:: PROBLEM TO SOLVE ::
Leaving the images behind, copy every line of the records exactly.

Start of DATA FOR PROCESSING

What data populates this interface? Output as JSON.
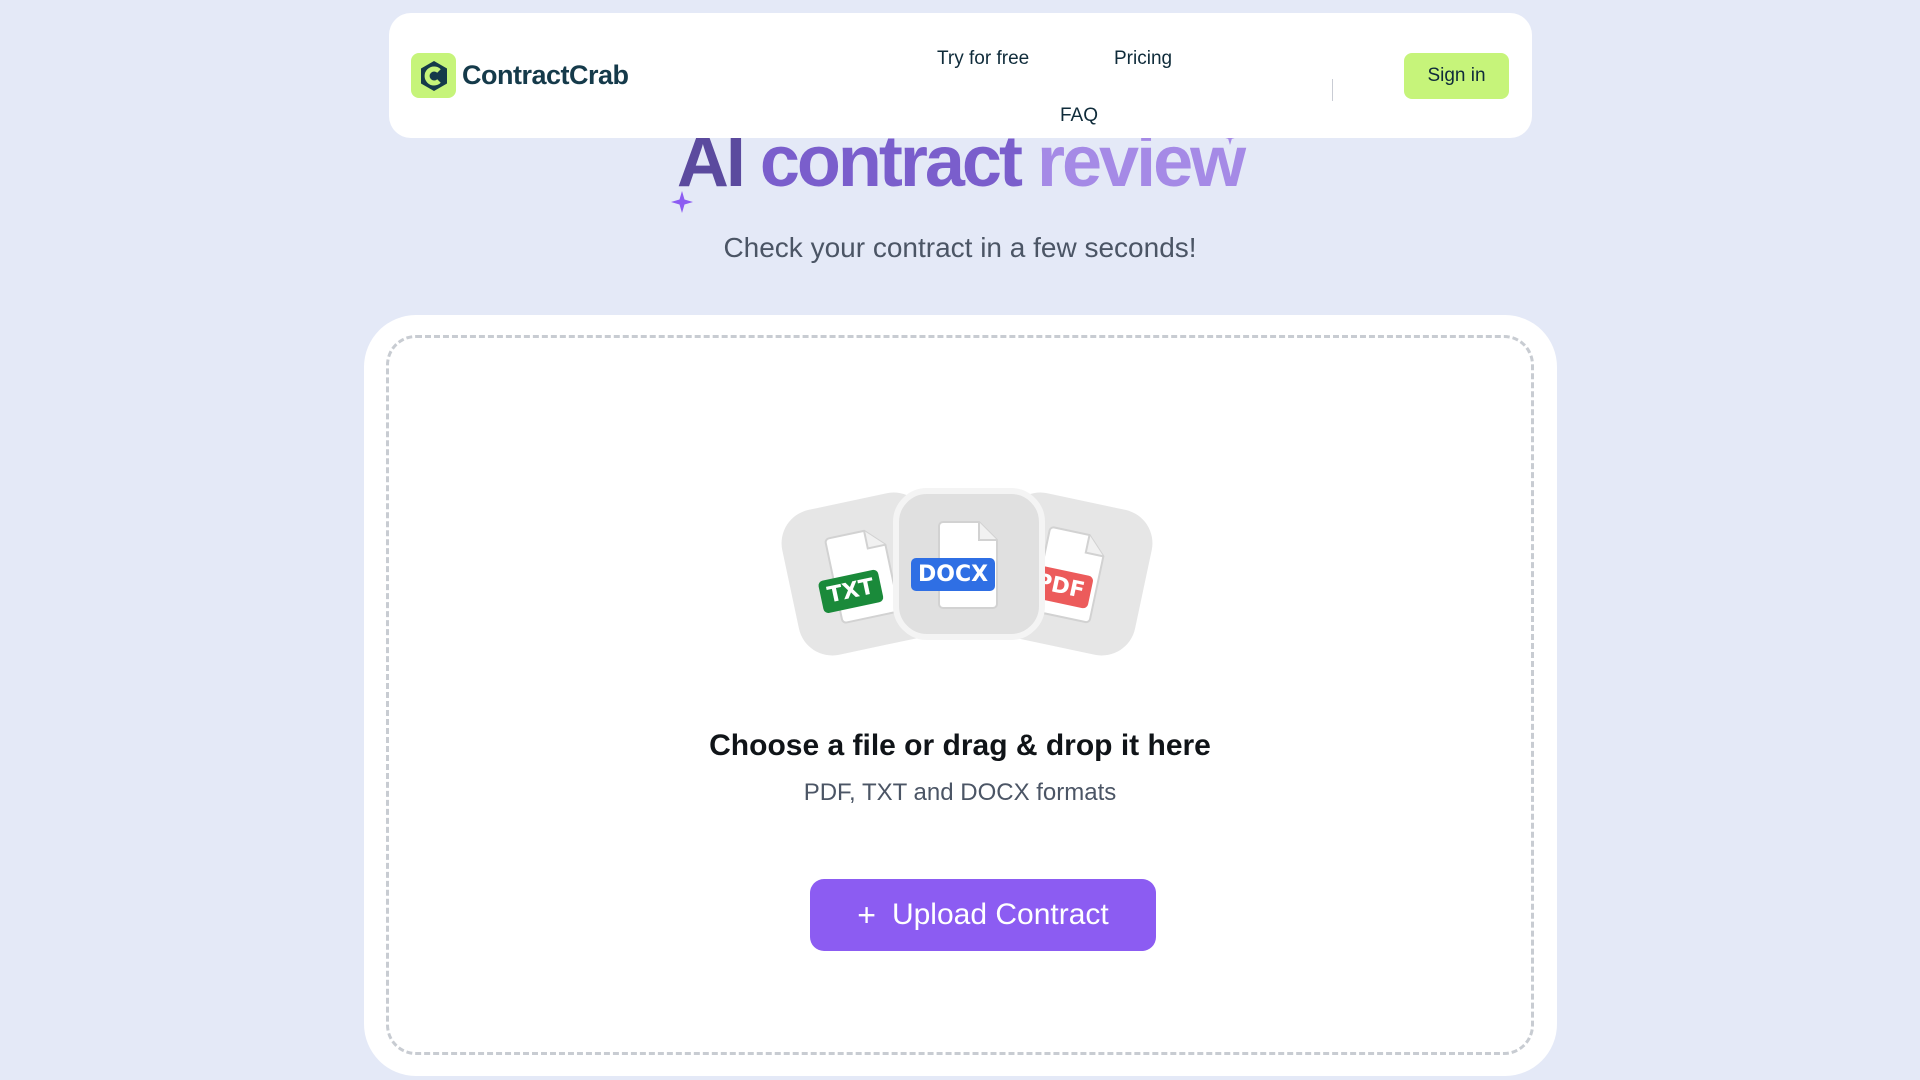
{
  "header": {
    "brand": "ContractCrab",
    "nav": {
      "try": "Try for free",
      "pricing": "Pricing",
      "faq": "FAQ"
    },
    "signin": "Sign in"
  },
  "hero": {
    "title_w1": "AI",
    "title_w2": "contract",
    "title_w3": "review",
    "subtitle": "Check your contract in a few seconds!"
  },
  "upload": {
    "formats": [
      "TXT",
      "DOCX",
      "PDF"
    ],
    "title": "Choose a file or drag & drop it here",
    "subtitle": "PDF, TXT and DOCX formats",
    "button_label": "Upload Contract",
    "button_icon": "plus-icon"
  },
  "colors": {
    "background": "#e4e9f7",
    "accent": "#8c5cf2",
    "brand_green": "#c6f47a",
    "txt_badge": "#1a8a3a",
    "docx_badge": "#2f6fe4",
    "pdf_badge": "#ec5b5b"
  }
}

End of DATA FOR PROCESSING

:: RESULT ::
What data populates this interface? Output as JSON.
{
  "header": {
    "brand": "ContractCrab",
    "nav": {
      "try": "Try for free",
      "pricing": "Pricing",
      "faq": "FAQ"
    },
    "signin": "Sign in"
  },
  "hero": {
    "title_w1": "AI",
    "title_w2": "contract",
    "title_w3": "review",
    "subtitle": "Check your contract in a few seconds!"
  },
  "upload": {
    "formats": [
      "TXT",
      "DOCX",
      "PDF"
    ],
    "title": "Choose a file or drag & drop it here",
    "subtitle": "PDF, TXT and DOCX formats",
    "button_label": "Upload Contract",
    "button_icon": "plus-icon"
  },
  "colors": {
    "background": "#e4e9f7",
    "accent": "#8c5cf2",
    "brand_green": "#c6f47a",
    "txt_badge": "#1a8a3a",
    "docx_badge": "#2f6fe4",
    "pdf_badge": "#ec5b5b"
  }
}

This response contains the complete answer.